In another way, of course, the personnel matter very much – not whether they are male or female, lay or cleric, Western or not, but whether they care more about the Biblical way of things than they do the world’s wayward embrace of race, class, and gender. Coming appointments will tell us much about all that.
Some of the more reliable observers of the Roman scene point out that there are theological complications that come with the administrative changes. In the older system, a Cardinal headed a “congregation” – which is to say an assembly of bishops, clerics, perhaps laypeople – who formed a kind of collaborative group advising the pope. The Congregations will now become “dicasteries,” more like independent offices with authority designated to them by the Holy Father. Whether that will foster or hinder collaboration remains to be seen.
There’s a theological dimension to the bureaucratic shift. Under the older system, clerics – which is to say people ordained and thereby sharing in the authority Christ committed to Peter and the apostles – could exercise authority over others – in particular, Cardinals and archbishops issued orders to other Cardinals, bishops, priests, religious. But can a layperson – though worthy of attention as a fellow Christian, of course – exercise authority over ordained authorities?
Predicate evangelium does not seem to have carefully considered that ecclesiological problem.
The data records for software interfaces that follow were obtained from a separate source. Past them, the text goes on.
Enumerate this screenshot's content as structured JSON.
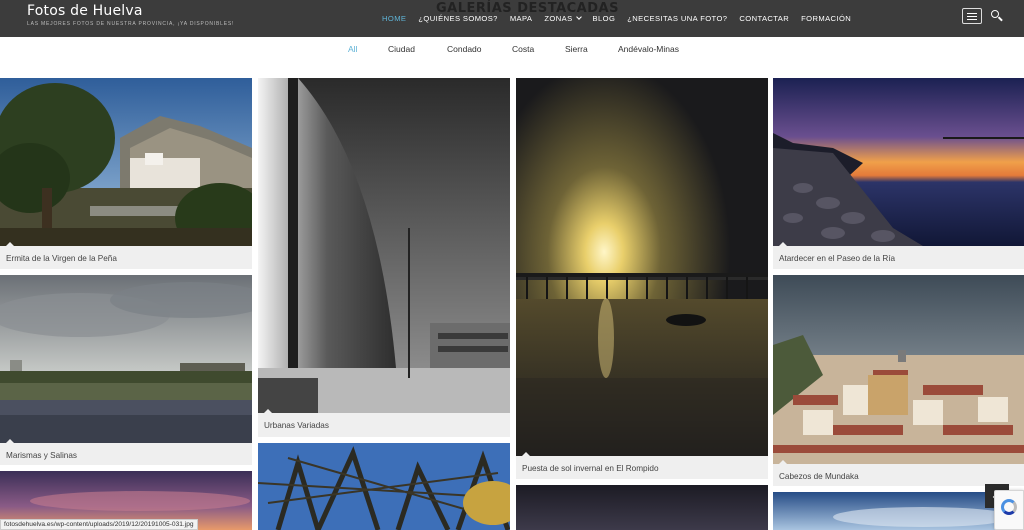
{
  "site": {
    "title": "Fotos de Huelva",
    "tagline": "LAS MEJORES FOTOS DE NUESTRA PROVINCIA, ¡YA DISPONIBLES!"
  },
  "nav": {
    "items": [
      {
        "label": "HOME",
        "active": true
      },
      {
        "label": "¿QUIÉNES SOMOS?"
      },
      {
        "label": "MAPA"
      },
      {
        "label": "ZONAS",
        "dropdown": true
      },
      {
        "label": "BLOG"
      },
      {
        "label": "¿NECESITAS UNA FOTO?"
      },
      {
        "label": "CONTACTAR"
      },
      {
        "label": "FORMACIÓN"
      }
    ],
    "menu_icon": "hamburger-icon",
    "search_icon": "search-icon"
  },
  "section": {
    "title": "GALERÍAS DESTACADAS"
  },
  "filters": [
    "All",
    "Ciudad",
    "Condado",
    "Costa",
    "Sierra",
    "Andévalo-Minas"
  ],
  "active_filter": "All",
  "gallery": {
    "col1": [
      {
        "caption": "Ermita de la Virgen de la Peña",
        "scene": "hill-village"
      },
      {
        "caption": "Marismas y Salinas",
        "scene": "marsh"
      },
      {
        "caption": "",
        "scene": "purple-sky"
      }
    ],
    "col2": [
      {
        "caption": "Urbanas Variadas",
        "scene": "bw-building"
      },
      {
        "caption": "",
        "scene": "trees"
      }
    ],
    "col3": [
      {
        "caption": "Puesta de sol invernal en El Rompido",
        "scene": "pier-sunset"
      },
      {
        "caption": "",
        "scene": "dark-sky"
      }
    ],
    "col4": [
      {
        "caption": "Atardecer en el Paseo de la Ría",
        "scene": "river-dusk"
      },
      {
        "caption": "Cabezos de Mundaka",
        "scene": "rooftops"
      },
      {
        "caption": "",
        "scene": "blue-sky"
      }
    ]
  },
  "status_bar": "fotosdehuelva.es/wp-content/uploads/2019/12/20191005-031.jpg",
  "back_to_top_icon": "chevron-up-icon",
  "colors": {
    "header_bg": "#3c3c3c",
    "accent": "#5fb3d6",
    "caption_bg": "#efefef"
  }
}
There also seems to be a general levelling down of the different dicasteries. For many faithful Catholics, the older Congregation for the Doctrine of the Faith was the bulwark against all the temptations inside and outside the Church to water down the apostolic tradition. It’s unclear whether the newer Dicastery for the Doctrine of the Faith will still be able to play that role given that other dicasteries seem to be on an equal footing.
Liturgists have been quick to point out that the term “extraordinary form” of the Latin Mass has returned in the document even though Traditionis custodes said there was only one form of the Roman Rite. Carelessness, or a deliberate clarification? Time will tell.
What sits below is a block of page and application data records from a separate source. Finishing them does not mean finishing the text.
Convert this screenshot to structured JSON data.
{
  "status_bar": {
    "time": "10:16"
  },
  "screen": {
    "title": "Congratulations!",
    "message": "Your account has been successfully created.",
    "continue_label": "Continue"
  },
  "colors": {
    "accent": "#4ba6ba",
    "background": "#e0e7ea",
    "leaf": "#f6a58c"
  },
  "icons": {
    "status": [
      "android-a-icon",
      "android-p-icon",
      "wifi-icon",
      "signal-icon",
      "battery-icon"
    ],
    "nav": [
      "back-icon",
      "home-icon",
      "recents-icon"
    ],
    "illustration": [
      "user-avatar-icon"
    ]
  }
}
Since the document was issued in Italian, and there is no authoritative Latin version by which to measure the accuracy of various vernacular translations, details such as these remain very much in limbo – an odd debut for a text that has been nine years in the making.
The consecration – some argue re-consecration – of Russia and Ukraine to the Immaculate Heart of Mary seems far more straightforward. When John Paul II consecrated Russia and the whole world to Mary in 1984 Ukraine was one of the Soviet Socialist Republics. Now, Pope Francis is quite boldly placing the two separate nations under the mantle of one of the most amazing Catholic events of the 20th century, the appearances of the Virgin Mary at Fatima.
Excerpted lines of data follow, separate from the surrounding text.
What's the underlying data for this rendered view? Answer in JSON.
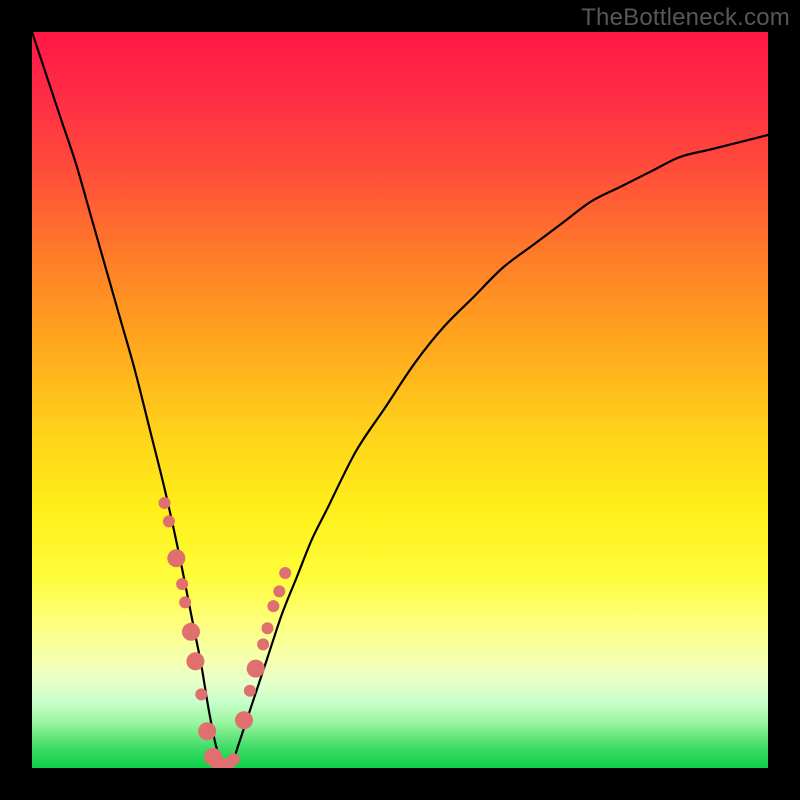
{
  "watermark": "TheBottleneck.com",
  "colors": {
    "frame": "#000000",
    "curve_stroke": "#000000",
    "dot_fill": "#e06f6f",
    "gradient_top": "#ff1846",
    "gradient_bottom": "#0ecf4a"
  },
  "chart_data": {
    "type": "line",
    "title": "",
    "xlabel": "",
    "ylabel": "",
    "xlim": [
      0,
      100
    ],
    "ylim": [
      0,
      100
    ],
    "legend": false,
    "grid": false,
    "annotations": [
      "TheBottleneck.com"
    ],
    "series": [
      {
        "name": "bottleneck-curve",
        "x": [
          0,
          2,
          4,
          6,
          8,
          10,
          12,
          14,
          16,
          18,
          20,
          22,
          23,
          24,
          25,
          26,
          27,
          28,
          30,
          32,
          34,
          36,
          38,
          40,
          44,
          48,
          52,
          56,
          60,
          64,
          68,
          72,
          76,
          80,
          84,
          88,
          92,
          96,
          100
        ],
        "y": [
          100,
          94,
          88,
          82,
          75,
          68,
          61,
          54,
          46,
          38,
          29,
          19,
          14,
          8,
          3,
          0,
          0,
          3,
          9,
          15,
          21,
          26,
          31,
          35,
          43,
          49,
          55,
          60,
          64,
          68,
          71,
          74,
          77,
          79,
          81,
          83,
          84,
          85,
          86
        ]
      }
    ],
    "markers": [
      {
        "name": "highlight-dots",
        "x": [
          18.0,
          18.6,
          19.6,
          20.4,
          20.8,
          21.6,
          22.2,
          23.0,
          23.8,
          24.6,
          25.6,
          26.8,
          27.4,
          28.8,
          29.6,
          30.4,
          31.4,
          32.0,
          32.8,
          33.6,
          34.4
        ],
        "y": [
          36.0,
          33.5,
          28.5,
          25.0,
          22.5,
          18.5,
          14.5,
          10.0,
          5.0,
          1.5,
          0.3,
          0.6,
          1.2,
          6.5,
          10.5,
          13.5,
          16.8,
          19.0,
          22.0,
          24.0,
          26.5
        ],
        "r": [
          6,
          6,
          9,
          6,
          6,
          9,
          9,
          6,
          9,
          9,
          9,
          6,
          6,
          9,
          6,
          9,
          6,
          6,
          6,
          6,
          6
        ]
      }
    ]
  }
}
The secular side of my work has been taking me to Portugal annually for more than a dozen years. I almost always drive up to the still-small village where Our Lady appeared because, to my mind and in the understanding of many others, she predicted much of the course of the 20th century, the coming of Russian Communism, and the way to triumph over it.
Russian Communism is gone; Russian imperialism and cultural pretentions may call for further Marian intervention. So kudos to Pope Francis for taking this bold step and asking the bishops of the world to join him in this consecration, in the midst of an agonizing war. Whatever the immediate military or political outcome, the whole world and the Church will, as with the USSR, over time be much the better for it.
*Image: Mary, Queen of Heaven by the Master of the Saint Lucy Legend, c. 1485-1500 [National Gallery of Art, Washington, D.C.]
You may also enjoy:
Robert Royal’s Fatima the Uncanny
Michael Pakaluk’s Is Vatican II Spent?